Lines holding the string "JSON" are the ones to copy; find them all in the data.

------ Supplied data ------

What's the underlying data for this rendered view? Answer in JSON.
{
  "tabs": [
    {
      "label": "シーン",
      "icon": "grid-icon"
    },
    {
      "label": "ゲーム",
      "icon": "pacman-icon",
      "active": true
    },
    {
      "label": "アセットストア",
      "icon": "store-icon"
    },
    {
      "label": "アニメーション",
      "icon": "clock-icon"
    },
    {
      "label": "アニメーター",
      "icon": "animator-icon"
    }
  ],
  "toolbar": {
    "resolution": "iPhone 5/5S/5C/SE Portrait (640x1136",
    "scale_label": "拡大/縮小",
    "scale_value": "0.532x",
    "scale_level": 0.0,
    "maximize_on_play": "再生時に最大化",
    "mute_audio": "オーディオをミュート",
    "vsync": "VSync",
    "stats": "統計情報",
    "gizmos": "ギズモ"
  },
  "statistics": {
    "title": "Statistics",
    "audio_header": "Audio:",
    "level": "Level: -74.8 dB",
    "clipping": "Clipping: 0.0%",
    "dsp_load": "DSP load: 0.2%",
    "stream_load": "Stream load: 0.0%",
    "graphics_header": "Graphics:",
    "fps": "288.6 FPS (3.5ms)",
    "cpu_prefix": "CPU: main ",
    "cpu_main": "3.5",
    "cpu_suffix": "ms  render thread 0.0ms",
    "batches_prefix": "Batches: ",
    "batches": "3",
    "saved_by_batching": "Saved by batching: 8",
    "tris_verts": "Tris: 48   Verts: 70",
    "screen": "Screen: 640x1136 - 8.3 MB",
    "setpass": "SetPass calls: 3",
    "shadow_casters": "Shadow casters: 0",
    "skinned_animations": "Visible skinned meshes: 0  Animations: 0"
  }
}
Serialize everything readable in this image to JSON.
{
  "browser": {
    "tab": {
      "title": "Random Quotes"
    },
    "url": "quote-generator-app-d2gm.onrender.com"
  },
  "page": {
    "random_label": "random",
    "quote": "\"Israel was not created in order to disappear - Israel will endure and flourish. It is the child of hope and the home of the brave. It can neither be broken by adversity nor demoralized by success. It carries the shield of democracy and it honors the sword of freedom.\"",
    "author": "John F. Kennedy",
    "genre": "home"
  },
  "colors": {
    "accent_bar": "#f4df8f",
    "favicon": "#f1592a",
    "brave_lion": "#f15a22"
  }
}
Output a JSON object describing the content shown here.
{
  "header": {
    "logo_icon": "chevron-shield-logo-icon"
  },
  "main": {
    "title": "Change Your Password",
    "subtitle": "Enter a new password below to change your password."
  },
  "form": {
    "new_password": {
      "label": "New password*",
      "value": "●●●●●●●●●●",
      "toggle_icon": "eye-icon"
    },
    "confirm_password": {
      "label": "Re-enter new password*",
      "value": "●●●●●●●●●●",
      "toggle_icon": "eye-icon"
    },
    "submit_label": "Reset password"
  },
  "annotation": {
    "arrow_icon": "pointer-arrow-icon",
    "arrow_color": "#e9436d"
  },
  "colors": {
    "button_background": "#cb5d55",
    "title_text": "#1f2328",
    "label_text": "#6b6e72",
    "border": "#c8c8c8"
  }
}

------

**Task result:**
What's the underlying data for this rendered view? Answer in JSON.
Serialize everything readable in this image to JSON.
Output a JSON object describing the content shown here.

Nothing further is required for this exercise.